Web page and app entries
□ □ □ □
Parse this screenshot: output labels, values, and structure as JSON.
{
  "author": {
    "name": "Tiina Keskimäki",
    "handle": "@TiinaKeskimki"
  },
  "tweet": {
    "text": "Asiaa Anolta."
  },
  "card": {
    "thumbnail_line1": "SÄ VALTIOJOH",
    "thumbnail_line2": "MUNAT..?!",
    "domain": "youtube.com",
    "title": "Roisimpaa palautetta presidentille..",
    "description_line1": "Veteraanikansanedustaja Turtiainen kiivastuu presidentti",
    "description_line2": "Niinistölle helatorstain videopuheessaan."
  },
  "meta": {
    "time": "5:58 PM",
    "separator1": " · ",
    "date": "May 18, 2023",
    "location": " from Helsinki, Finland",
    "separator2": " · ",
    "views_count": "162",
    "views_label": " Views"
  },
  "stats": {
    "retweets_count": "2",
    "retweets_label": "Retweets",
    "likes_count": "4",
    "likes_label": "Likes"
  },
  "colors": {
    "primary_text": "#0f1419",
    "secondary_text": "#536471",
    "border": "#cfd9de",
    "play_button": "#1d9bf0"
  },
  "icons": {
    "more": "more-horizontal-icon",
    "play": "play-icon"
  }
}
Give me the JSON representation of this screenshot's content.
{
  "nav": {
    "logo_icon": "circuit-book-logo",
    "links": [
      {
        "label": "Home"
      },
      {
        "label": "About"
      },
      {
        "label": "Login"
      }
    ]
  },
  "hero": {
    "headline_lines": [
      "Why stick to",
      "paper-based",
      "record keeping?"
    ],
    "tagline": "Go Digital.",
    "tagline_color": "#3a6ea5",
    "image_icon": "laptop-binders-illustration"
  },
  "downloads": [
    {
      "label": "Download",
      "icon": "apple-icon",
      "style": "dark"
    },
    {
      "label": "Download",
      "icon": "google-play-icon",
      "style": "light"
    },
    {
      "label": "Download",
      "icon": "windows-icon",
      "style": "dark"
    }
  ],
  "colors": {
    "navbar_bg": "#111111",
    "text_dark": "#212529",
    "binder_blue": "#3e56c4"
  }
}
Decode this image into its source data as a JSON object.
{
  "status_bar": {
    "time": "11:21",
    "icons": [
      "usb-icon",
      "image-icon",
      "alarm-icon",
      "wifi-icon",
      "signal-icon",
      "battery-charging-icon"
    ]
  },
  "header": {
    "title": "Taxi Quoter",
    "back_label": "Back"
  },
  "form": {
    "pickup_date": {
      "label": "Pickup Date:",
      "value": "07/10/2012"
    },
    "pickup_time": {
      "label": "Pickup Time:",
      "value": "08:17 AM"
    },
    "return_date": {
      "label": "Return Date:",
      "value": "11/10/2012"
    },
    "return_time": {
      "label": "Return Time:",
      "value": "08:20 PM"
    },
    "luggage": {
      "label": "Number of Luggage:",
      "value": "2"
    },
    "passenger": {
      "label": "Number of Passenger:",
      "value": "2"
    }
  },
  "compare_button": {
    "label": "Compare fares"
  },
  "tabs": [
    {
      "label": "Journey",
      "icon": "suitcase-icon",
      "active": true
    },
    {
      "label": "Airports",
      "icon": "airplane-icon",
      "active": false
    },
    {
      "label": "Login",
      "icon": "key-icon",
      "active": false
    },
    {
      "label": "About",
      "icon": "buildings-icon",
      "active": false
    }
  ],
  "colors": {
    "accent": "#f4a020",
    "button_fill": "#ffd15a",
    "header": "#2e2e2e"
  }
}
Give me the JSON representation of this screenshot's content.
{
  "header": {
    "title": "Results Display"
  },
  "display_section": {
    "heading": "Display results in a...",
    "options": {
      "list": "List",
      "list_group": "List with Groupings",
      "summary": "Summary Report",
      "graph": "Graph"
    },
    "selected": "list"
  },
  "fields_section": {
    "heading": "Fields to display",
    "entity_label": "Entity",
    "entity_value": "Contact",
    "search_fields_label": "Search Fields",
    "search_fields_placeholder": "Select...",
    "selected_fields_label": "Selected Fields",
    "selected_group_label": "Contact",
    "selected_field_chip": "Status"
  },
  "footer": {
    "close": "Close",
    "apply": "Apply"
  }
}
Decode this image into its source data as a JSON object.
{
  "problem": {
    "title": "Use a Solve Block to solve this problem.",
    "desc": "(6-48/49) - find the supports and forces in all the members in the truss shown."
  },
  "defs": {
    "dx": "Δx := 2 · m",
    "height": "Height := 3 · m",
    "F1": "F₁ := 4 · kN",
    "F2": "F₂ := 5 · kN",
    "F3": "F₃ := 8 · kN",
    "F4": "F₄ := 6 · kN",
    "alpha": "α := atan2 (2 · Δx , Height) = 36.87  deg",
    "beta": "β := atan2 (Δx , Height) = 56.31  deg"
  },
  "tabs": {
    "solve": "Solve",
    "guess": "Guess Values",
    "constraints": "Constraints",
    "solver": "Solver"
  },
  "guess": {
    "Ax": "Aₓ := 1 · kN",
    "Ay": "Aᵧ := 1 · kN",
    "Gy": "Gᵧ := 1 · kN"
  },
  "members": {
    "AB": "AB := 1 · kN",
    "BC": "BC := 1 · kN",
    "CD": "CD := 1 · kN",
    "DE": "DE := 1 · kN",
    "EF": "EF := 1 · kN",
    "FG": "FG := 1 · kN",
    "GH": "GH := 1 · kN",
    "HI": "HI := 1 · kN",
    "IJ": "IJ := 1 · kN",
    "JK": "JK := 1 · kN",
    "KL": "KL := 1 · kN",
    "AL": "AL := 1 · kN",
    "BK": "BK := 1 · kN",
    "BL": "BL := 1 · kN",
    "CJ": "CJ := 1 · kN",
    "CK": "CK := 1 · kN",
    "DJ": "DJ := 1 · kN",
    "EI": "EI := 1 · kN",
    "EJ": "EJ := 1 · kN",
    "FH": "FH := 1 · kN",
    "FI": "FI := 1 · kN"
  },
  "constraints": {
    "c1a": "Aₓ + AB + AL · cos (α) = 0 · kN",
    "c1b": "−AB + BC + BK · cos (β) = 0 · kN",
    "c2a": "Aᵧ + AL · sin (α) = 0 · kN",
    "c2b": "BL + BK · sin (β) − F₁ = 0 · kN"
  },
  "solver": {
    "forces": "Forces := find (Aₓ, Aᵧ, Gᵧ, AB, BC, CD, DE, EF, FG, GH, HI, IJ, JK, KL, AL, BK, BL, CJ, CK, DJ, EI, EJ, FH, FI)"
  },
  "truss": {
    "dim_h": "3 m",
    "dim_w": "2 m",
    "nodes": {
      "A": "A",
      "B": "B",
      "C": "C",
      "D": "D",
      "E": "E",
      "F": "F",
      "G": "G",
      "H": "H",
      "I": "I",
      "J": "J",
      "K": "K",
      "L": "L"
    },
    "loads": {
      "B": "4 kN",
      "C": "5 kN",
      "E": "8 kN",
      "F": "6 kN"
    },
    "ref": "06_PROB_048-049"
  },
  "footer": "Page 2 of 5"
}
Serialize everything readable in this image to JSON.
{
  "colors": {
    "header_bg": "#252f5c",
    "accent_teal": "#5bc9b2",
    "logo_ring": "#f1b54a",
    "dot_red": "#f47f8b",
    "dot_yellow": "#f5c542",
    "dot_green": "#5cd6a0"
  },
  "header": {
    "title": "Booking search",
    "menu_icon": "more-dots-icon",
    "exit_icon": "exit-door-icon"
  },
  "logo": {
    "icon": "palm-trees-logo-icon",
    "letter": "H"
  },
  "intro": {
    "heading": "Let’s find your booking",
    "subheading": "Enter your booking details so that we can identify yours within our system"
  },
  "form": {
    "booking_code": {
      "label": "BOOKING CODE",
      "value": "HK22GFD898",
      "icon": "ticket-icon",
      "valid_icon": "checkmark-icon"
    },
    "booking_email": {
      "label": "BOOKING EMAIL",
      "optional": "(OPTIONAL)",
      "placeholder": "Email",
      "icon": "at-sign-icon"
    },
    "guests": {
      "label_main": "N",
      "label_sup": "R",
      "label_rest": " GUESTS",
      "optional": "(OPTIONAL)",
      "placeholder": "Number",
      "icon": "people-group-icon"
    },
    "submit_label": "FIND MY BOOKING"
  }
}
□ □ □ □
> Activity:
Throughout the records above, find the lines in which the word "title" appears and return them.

> Answer area:
    "title": "Roisimpaa palautetta presidentille..",
    "title": "Taxi Quoter",
    "title": "Results Display"
    "title": "Use a Solve Block to solve this problem.",
    "title": "Booking search",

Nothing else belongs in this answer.